> **TASK OBJECTIVE**
Keep the text of the data exactly as it is and omit each picture from the copy.
○ ○ ○ ○
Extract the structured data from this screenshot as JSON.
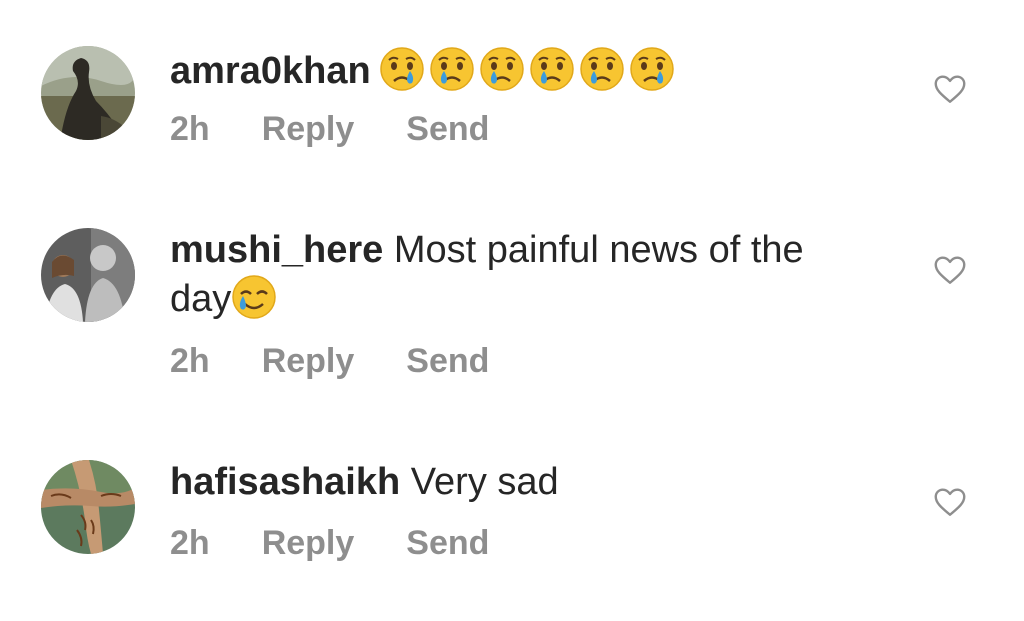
{
  "comments": [
    {
      "username": "amra0khan",
      "text": "",
      "emoji": [
        "crying-face",
        "crying-face",
        "crying-face",
        "crying-face",
        "crying-face",
        "crying-face"
      ],
      "time": "2h",
      "reply_label": "Reply",
      "send_label": "Send",
      "like_icon": "heart-outline-icon"
    },
    {
      "username": "mushi_here",
      "text_line1": "Most painful news of the",
      "text_line2": "day",
      "emoji": [
        "smiling-face-with-tear"
      ],
      "time": "2h",
      "reply_label": "Reply",
      "send_label": "Send",
      "like_icon": "heart-outline-icon"
    },
    {
      "username": "hafisashaikh",
      "text": "Very sad",
      "time": "2h",
      "reply_label": "Reply",
      "send_label": "Send",
      "like_icon": "heart-outline-icon"
    }
  ],
  "colors": {
    "text": "#262626",
    "meta": "#8e8e8e",
    "emoji_face": "#f7c531",
    "tear": "#3d9cdc"
  }
}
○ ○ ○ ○
> **EXPECTED ANSWER**
Extract the structured data from this screenshot as JSON.
{
  "comments": [
    {
      "username": "amra0khan",
      "text": "",
      "emoji": [
        "crying-face",
        "crying-face",
        "crying-face",
        "crying-face",
        "crying-face",
        "crying-face"
      ],
      "time": "2h",
      "reply_label": "Reply",
      "send_label": "Send",
      "like_icon": "heart-outline-icon"
    },
    {
      "username": "mushi_here",
      "text_line1": "Most painful news of the",
      "text_line2": "day",
      "emoji": [
        "smiling-face-with-tear"
      ],
      "time": "2h",
      "reply_label": "Reply",
      "send_label": "Send",
      "like_icon": "heart-outline-icon"
    },
    {
      "username": "hafisashaikh",
      "text": "Very sad",
      "time": "2h",
      "reply_label": "Reply",
      "send_label": "Send",
      "like_icon": "heart-outline-icon"
    }
  ],
  "colors": {
    "text": "#262626",
    "meta": "#8e8e8e",
    "emoji_face": "#f7c531",
    "tear": "#3d9cdc"
  }
}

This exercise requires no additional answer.